• **Work required**
Read the data below line by line and copy each one with "Quote" in it.

• **Dataset records**

----------------

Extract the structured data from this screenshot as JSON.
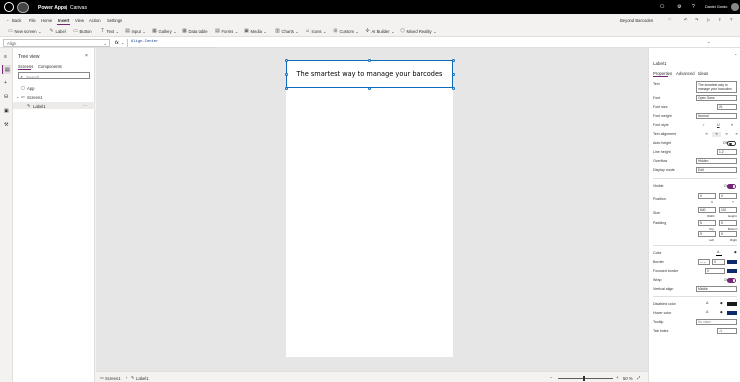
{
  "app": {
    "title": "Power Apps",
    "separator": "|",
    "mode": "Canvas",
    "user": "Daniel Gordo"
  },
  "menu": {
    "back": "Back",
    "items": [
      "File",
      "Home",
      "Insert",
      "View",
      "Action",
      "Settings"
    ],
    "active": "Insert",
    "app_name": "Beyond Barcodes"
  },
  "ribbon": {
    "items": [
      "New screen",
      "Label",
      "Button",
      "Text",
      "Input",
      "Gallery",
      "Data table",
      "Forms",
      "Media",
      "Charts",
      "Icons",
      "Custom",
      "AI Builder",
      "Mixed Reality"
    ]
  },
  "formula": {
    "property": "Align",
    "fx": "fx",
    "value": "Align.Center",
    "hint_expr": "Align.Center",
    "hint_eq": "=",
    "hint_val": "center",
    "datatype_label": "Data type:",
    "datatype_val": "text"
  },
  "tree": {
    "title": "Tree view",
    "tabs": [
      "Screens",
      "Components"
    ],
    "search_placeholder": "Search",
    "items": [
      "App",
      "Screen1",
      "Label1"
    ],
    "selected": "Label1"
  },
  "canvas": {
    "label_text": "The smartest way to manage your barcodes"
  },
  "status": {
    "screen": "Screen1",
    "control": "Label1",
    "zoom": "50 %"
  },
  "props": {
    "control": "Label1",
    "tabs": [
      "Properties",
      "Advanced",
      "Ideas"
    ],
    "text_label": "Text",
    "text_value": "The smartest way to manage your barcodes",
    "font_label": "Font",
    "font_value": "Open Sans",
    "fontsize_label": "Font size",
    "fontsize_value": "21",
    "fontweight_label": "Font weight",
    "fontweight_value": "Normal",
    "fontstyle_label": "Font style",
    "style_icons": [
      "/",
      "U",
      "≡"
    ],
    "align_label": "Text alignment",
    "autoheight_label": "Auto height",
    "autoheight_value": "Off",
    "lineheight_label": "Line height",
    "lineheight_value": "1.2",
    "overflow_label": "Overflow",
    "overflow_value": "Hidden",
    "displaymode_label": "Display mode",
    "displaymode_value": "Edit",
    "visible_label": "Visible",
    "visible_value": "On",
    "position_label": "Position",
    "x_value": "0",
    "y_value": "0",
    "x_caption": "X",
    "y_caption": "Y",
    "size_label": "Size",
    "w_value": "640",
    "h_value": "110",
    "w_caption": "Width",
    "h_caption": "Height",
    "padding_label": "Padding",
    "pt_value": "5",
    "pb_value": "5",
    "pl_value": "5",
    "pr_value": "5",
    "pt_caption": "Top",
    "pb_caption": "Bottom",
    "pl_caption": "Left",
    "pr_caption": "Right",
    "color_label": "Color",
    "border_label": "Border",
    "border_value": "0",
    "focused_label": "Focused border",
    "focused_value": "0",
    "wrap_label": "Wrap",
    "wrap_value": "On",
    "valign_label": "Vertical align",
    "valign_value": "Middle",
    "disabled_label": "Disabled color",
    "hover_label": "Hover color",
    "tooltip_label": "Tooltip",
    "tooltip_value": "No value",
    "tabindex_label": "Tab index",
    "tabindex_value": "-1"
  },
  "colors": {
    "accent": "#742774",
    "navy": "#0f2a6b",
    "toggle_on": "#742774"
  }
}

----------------

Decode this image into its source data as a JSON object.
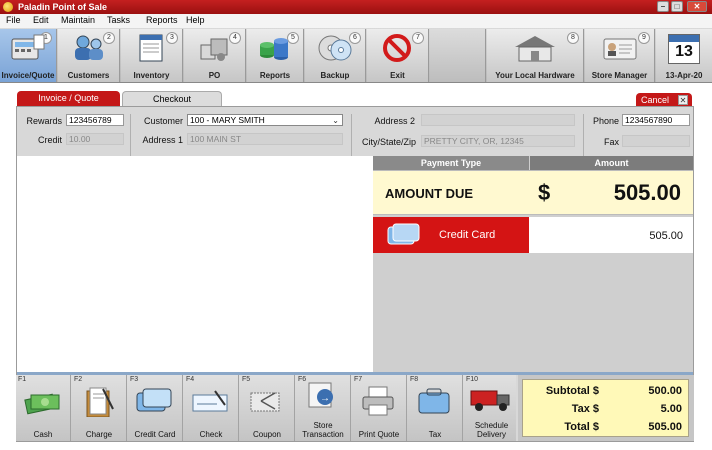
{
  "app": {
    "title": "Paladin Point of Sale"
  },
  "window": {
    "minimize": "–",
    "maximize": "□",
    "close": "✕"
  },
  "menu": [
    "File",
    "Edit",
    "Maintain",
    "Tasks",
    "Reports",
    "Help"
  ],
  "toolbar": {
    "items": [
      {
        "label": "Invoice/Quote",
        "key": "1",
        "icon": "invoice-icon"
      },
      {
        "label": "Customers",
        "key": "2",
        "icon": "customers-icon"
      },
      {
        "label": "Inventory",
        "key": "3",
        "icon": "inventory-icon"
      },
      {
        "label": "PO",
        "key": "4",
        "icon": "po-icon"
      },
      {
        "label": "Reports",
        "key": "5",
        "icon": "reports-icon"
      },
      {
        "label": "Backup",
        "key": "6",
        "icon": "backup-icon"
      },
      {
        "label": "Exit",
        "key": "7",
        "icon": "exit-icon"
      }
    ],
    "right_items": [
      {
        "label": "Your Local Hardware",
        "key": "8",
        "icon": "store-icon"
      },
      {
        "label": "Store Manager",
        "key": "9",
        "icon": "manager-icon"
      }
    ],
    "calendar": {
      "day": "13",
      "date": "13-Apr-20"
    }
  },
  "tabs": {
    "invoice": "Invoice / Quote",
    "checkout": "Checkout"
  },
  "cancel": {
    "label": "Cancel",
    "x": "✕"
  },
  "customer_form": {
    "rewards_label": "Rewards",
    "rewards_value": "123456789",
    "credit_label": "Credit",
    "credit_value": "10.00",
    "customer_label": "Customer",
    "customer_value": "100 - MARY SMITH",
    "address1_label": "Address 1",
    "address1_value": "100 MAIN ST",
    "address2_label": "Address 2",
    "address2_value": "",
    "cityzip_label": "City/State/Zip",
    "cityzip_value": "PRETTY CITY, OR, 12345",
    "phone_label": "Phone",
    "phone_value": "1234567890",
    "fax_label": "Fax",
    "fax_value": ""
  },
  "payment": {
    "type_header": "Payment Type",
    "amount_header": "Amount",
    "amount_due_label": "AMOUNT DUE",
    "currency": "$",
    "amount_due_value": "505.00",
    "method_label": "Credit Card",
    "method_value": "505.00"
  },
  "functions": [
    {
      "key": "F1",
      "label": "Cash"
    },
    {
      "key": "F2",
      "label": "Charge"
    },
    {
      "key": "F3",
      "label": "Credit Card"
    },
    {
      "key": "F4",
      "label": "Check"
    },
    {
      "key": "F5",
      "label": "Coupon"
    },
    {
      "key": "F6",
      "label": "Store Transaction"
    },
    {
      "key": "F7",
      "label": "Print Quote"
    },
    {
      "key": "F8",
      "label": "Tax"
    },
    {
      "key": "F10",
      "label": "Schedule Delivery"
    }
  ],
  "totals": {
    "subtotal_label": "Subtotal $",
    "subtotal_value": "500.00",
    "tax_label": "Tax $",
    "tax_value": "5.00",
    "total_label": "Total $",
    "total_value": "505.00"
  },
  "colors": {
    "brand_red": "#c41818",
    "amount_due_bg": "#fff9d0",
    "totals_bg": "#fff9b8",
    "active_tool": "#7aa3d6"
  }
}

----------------

• **Exercise solution**
        "label": "Invoice/Quote",
    "invoice": "Invoice / Quote",
      "label": "Print Quote"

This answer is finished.